"I don't think it's natural," she said. "It's just [that] it's some historical norms of people entering certain fields. I mean the fire department is a good example. It wasn't something that women did — and yet women are really interested in becoming firefighters.
"Is it a welcoming environment when they decide to enter that field? In the past it hasn't been a welcoming environment."
'Dirty grunt work'
Thursday on the Calgary Eyeopener, Gray spoke to Kronberg, who was the second woman to join the Calgary Fire Department, back in 1993.
Kronberg didn't exactly sugar coat the experience.
"It ends up being dirty, dirty grunt work. Wearing over time, and it's interesting work," she said. "Not for everyone — so choose carefully."
Kronberg said it was a challenge to feel accepted.
"You always feel like there's … they're looking for a reason why women shouldn't be here," she said.
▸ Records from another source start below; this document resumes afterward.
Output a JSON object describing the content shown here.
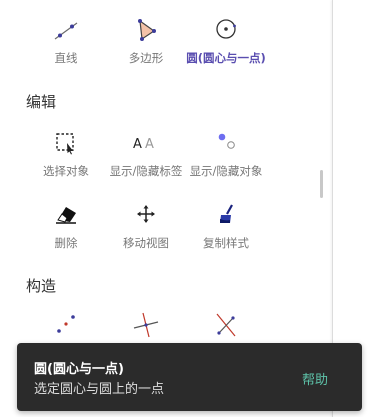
{
  "tools_top": [
    {
      "label": "直线",
      "icon": "line-icon",
      "selected": false
    },
    {
      "label": "多边形",
      "icon": "polygon-icon",
      "selected": false
    },
    {
      "label": "圆(圆心与一点)",
      "icon": "circle-center-point-icon",
      "selected": true
    }
  ],
  "sections": {
    "edit": {
      "title": "编辑",
      "row1": [
        {
          "label": "选择对象",
          "icon": "select-objects-icon"
        },
        {
          "label": "显示/隐藏标签",
          "icon": "show-hide-label-icon"
        },
        {
          "label": "显示/隐藏对象",
          "icon": "show-hide-object-icon"
        }
      ],
      "row2": [
        {
          "label": "删除",
          "icon": "eraser-icon"
        },
        {
          "label": "移动视图",
          "icon": "move-view-icon"
        },
        {
          "label": "复制样式",
          "icon": "copy-style-brush-icon"
        }
      ]
    },
    "construct": {
      "title": "构造",
      "row1": [
        {
          "icon": "midpoint-icon"
        },
        {
          "icon": "perpendicular-line-icon"
        },
        {
          "icon": "perpendicular-bisector-icon"
        }
      ]
    }
  },
  "toast": {
    "title": "圆(圆心与一点)",
    "description": "选定圆心与圆上的一点",
    "help_label": "帮助"
  },
  "colors": {
    "accent": "#5a4eb0",
    "help": "#5ec3aa",
    "toast_bg": "#2b2b2b"
  }
}
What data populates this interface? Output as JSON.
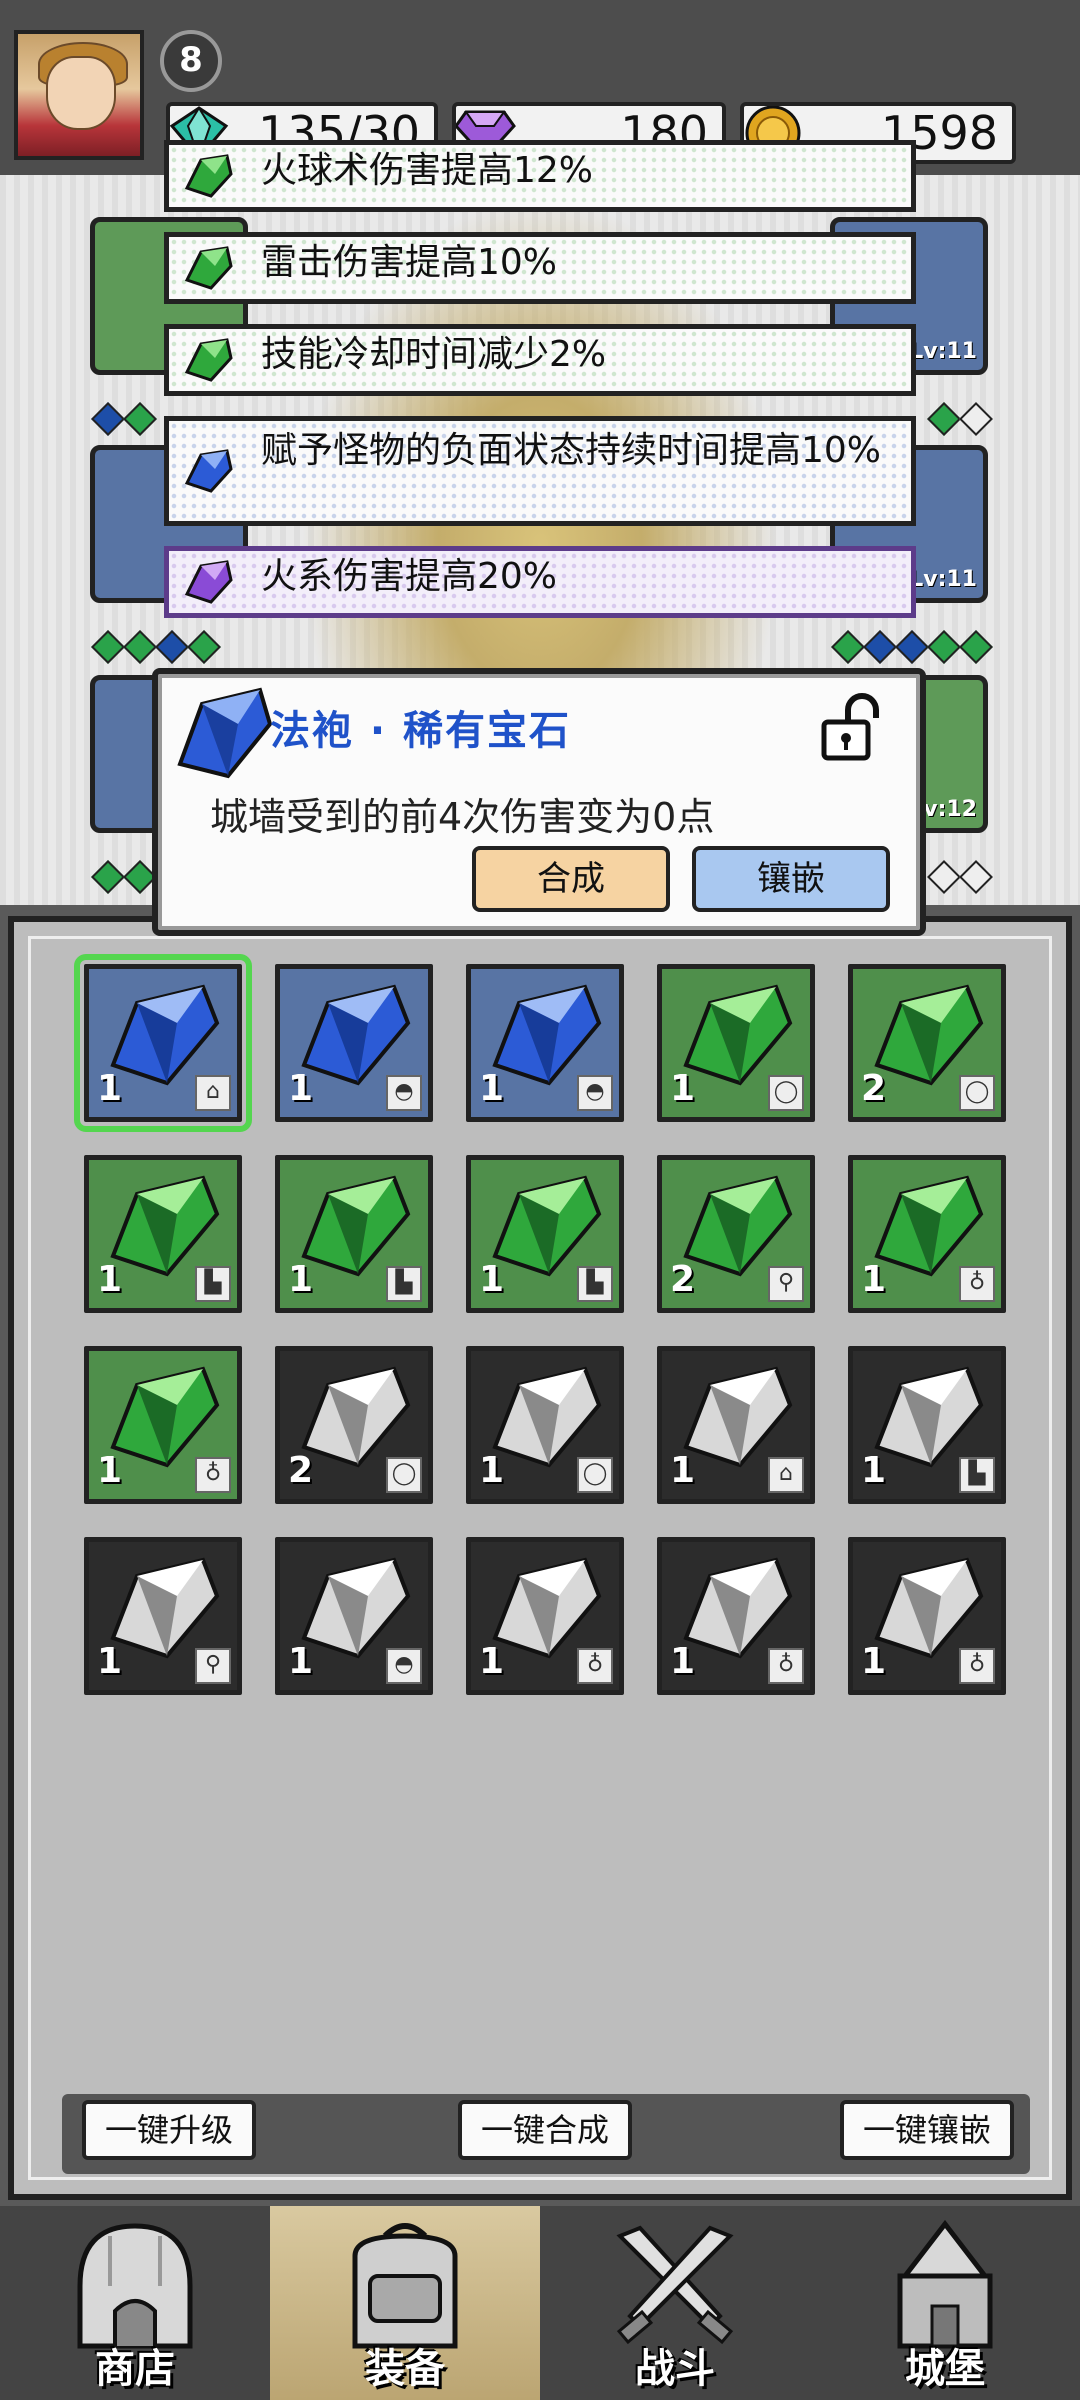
{
  "header": {
    "level": "8",
    "resources": [
      {
        "icon": "teal-gem-icon",
        "value": "135/30"
      },
      {
        "icon": "purple-gem-icon",
        "value": "180"
      },
      {
        "icon": "gold-coin-icon",
        "value": "1598"
      }
    ]
  },
  "equipment_slots": {
    "right_levels": [
      "Lv:11",
      "Lv:11",
      "Lv:12"
    ]
  },
  "bonuses": [
    {
      "icon": "green-gem-icon",
      "text": "火球术伤害提高12%"
    },
    {
      "icon": "green-gem-icon",
      "text": "雷击伤害提高10%"
    },
    {
      "icon": "green-gem-icon",
      "text": "技能冷却时间减少2%"
    },
    {
      "icon": "blue-gem-icon",
      "text": "赋予怪物的负面状态持续时间提高10%"
    },
    {
      "icon": "purple-gem-icon",
      "text": "火系伤害提高20%"
    }
  ],
  "popup": {
    "title": "法袍 · 稀有宝石",
    "description": "城墙受到的前4次伤害变为0点",
    "merge_label": "合成",
    "inlay_label": "镶嵌",
    "lock_icon": "unlock-icon"
  },
  "inventory": [
    {
      "color": "blue",
      "count": "1",
      "slot_icon": "robe-icon",
      "selected": true
    },
    {
      "color": "blue",
      "count": "1",
      "slot_icon": "hat-icon"
    },
    {
      "color": "blue",
      "count": "1",
      "slot_icon": "hat-icon"
    },
    {
      "color": "green",
      "count": "1",
      "slot_icon": "ring-icon"
    },
    {
      "color": "green",
      "count": "2",
      "slot_icon": "ring-icon"
    },
    {
      "color": "green",
      "count": "1",
      "slot_icon": "boots-icon"
    },
    {
      "color": "green",
      "count": "1",
      "slot_icon": "boots-icon"
    },
    {
      "color": "green",
      "count": "1",
      "slot_icon": "boots-icon"
    },
    {
      "color": "green",
      "count": "2",
      "slot_icon": "staff-icon"
    },
    {
      "color": "green",
      "count": "1",
      "slot_icon": "necklace-icon"
    },
    {
      "color": "green",
      "count": "1",
      "slot_icon": "necklace-icon"
    },
    {
      "color": "gray",
      "count": "2",
      "slot_icon": "ring-icon"
    },
    {
      "color": "gray",
      "count": "1",
      "slot_icon": "ring-icon"
    },
    {
      "color": "gray",
      "count": "1",
      "slot_icon": "robe-icon"
    },
    {
      "color": "gray",
      "count": "1",
      "slot_icon": "boots-icon"
    },
    {
      "color": "gray",
      "count": "1",
      "slot_icon": "staff-icon"
    },
    {
      "color": "gray",
      "count": "1",
      "slot_icon": "hat-icon"
    },
    {
      "color": "gray",
      "count": "1",
      "slot_icon": "necklace-icon"
    },
    {
      "color": "gray",
      "count": "1",
      "slot_icon": "necklace-icon"
    },
    {
      "color": "gray",
      "count": "1",
      "slot_icon": "necklace-icon"
    }
  ],
  "actions": {
    "upgrade_all": "一键升级",
    "merge_all": "一键合成",
    "inlay_all": "一键镶嵌"
  },
  "nav": [
    {
      "label": "商店",
      "icon": "shop-icon"
    },
    {
      "label": "装备",
      "icon": "backpack-icon",
      "active": true
    },
    {
      "label": "战斗",
      "icon": "crossed-swords-icon"
    },
    {
      "label": "城堡",
      "icon": "castle-icon"
    }
  ],
  "colors": {
    "gem_blue": "#2c5bd6",
    "gem_green": "#2fa83c",
    "gem_gray": "#d8d8d8",
    "gem_purple": "#8a4bd6",
    "title_blue": "#1f52c9"
  }
}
That scrutiny stressed her out, she said. "[You're] very conscientious of making a mistake. The lights are on you. So that was always in the back of your head … if I screw up something up, then you're giving them a fuel for, 'That's why we shouldn't hire women.'"
Kronberg said she was told there were stations she couldn't be assigned to because there were no women's facilities in terms of bathrooms or dorms.
It made everything about her work life more of a struggle, she said.
"I was around for eight or 10 years before you start saying, 'Hey, well I think we should do this,' because you just don't want to pick your battles."
As to whether things have changed enough in the 26 years that have followed, Kronberg basically said it's hard to define 'enough.'
"It's certainly changed a great deal in the 20 years I was there," she said.
"But we're a long way behind a lot of more progressive departments that do have a lot more women."
Kronberg's advice for women joining the fire department in 2019?
"Keep your head on straight and try not to take things personally," she said. "You know, you do you. Let's just hang on to your own self-esteem."
'Reflect that population'
Farrell said that for a city to fully function, it needs to hear a range of voices.
"When you've got a city that is representing a diverse population, the decision makers should reflect that population," she said.
"Otherwise how do we have an understanding of the hopes and dreams of a particular sector of the population? And boards in the private sector understand this," she added.
"They're striving for diversity in their boards, because it helps you be more creative. It's challenging. Sometimes there's healthy tension, but you end up making better decisions.
"And when we're providing services for Calgarians, we should have an understanding of the perspective of Calgarians."
With files from the Calgary Eyeopener